Research Project: Genetic Improvement and Cropping Systems of Alfalfa for Livestock Utilization, Environmental Protection and Soil Health

Location: Plant Science Research

Title: Rapid in situ nondestructive evaluation of lodging risk in dryland agronomic wheat research

item MANGIN, AMY - University Of Manitoba
item Heuschele, Deborah - Jo
item BRULE-BABEL, ANITA - University Of Manitoba
item FALTEN, DONALD - University Of Manitoba
item WIERSMA, JOCHUM - University Of Manitoba
item LAYLEY, YVONNE - University Of Manitoba

Submitted to: Agronomy Journal
Publication Type: Peer Reviewed Journal
Publication Acceptance Date: 7/8/2022
Publication Date: 7/28/2022
Citation: Mangin, A., Heuschele, D.J., Brule-Babel, A., Falten, D., Wiersma, J.J., Layley, Y.E. 2022. Rapid in situ nondestructive evaluation of lodging risk in dryland agronomic wheat research. Agronomy Journal. 114:2822-2829.

Interpretive Summary: Measuring lodging of small grains on a research plot scale is destructive and time consuming. The "Stalker" was a tool developed for rapidly measuring stem strength and elasticity as substitute traits for lodging in an oat breeding program. In this study we evaluated the ability of this tool to be used to detect differences between agronomic management practices that are known to impact lodging. First, the Stalker could rapidly indicate lodging risk in wheat trials testing different management practices. Secondly, these differences were found to be the most significant at flowering instead of maturity, which suggests that this tool can be used to predict lodging earlier in the season than other measurements. Use of the Stalker will save time and facilitate measurements of lodging so that plant breeders can improve lodging resistance in small grain cultivars and increase harvested yields.

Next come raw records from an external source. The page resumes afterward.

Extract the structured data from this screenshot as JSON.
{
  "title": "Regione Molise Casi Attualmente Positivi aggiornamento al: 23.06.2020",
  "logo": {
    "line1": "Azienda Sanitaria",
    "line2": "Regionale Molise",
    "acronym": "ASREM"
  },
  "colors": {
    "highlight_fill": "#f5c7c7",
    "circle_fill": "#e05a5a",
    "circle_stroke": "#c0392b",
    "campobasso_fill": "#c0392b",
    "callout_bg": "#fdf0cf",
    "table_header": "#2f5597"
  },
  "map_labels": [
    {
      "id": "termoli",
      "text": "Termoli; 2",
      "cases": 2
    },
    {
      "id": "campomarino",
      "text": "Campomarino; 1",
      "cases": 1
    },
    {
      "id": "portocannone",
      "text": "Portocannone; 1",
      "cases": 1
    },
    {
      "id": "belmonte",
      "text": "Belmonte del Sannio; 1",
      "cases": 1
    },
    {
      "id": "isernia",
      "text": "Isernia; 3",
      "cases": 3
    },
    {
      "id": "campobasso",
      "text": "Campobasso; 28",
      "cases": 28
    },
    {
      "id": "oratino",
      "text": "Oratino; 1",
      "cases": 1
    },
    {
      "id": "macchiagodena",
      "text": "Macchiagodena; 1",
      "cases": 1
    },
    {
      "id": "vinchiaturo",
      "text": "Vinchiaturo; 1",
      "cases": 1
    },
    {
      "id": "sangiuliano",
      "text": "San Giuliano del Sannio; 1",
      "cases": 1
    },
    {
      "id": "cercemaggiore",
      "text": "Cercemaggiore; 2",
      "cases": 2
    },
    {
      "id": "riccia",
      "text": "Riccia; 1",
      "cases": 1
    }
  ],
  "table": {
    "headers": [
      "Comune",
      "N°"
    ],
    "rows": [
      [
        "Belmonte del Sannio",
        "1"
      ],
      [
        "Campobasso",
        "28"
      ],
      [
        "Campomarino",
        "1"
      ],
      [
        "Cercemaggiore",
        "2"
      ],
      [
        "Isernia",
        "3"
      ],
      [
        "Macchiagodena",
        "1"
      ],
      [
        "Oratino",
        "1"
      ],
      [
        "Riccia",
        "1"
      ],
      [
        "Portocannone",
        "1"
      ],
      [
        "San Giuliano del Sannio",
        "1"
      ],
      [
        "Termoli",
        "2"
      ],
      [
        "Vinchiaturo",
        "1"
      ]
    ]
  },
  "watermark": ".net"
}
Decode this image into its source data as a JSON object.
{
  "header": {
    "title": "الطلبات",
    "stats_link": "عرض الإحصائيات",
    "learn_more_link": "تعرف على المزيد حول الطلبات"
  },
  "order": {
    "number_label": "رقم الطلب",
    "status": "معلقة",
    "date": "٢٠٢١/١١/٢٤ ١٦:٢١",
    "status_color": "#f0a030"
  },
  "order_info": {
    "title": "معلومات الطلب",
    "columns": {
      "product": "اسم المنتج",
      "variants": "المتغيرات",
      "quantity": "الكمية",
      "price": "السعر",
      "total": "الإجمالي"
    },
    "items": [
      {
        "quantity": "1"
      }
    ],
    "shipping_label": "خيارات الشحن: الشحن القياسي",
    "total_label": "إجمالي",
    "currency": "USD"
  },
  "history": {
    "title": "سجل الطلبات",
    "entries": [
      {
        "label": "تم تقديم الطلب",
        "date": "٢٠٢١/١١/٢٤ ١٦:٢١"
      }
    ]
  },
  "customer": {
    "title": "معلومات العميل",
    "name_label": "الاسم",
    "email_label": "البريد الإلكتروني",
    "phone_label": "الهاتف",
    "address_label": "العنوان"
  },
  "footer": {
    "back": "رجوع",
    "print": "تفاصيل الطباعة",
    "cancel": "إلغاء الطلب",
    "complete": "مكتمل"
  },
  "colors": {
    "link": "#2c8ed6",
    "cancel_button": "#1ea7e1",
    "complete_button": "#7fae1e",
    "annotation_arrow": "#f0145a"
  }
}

Technical Abstract: Natural occurrence of lodging in small-plot research to record visual ratings is unpredictable, highly dependent on environmental conditions, and does not differentiate between root and shoot lodging. Detailed plant characteristics can used to indicate lodging risk; however, such measurements are destructive and extremely time-consuming for research projects that are not focused solely on lodging evaluation. The Stalker push force meter is a non-destructive tool that can rapidly measure stem strength and elasticity, which may be useful to measure lodging risk in small plot research to indicate both root and shoot lodging. The objective of this study was to evaluate the ability of The Stalker to detect agronomic management practices that are known to reduce lodging risk (reduced plant density, split nitrogen (N) applications and plant growth regulator (PGR) applications). Stalk strength (force) and elasticity (displacement, energy, and power) measurements were taken at anthesis and physiological maturity from a small plot agronomic research trial. The Stalker was able to identify high and low lodging risk practices. Lower plant density led to increased stem strength (measured by force) and stem flexibility (measured by displacement) compared to high plant densities, indicating a decreased risk of both stem and root lodging when low plant densities are used. Overall, The Stalker push force meter is a new tool for rapid, non-destructive, measurement of lodging risk in small plot agronomic research trials and can differentiate between stem and root lodging susceptibility by measuring both stem strength and elasticity.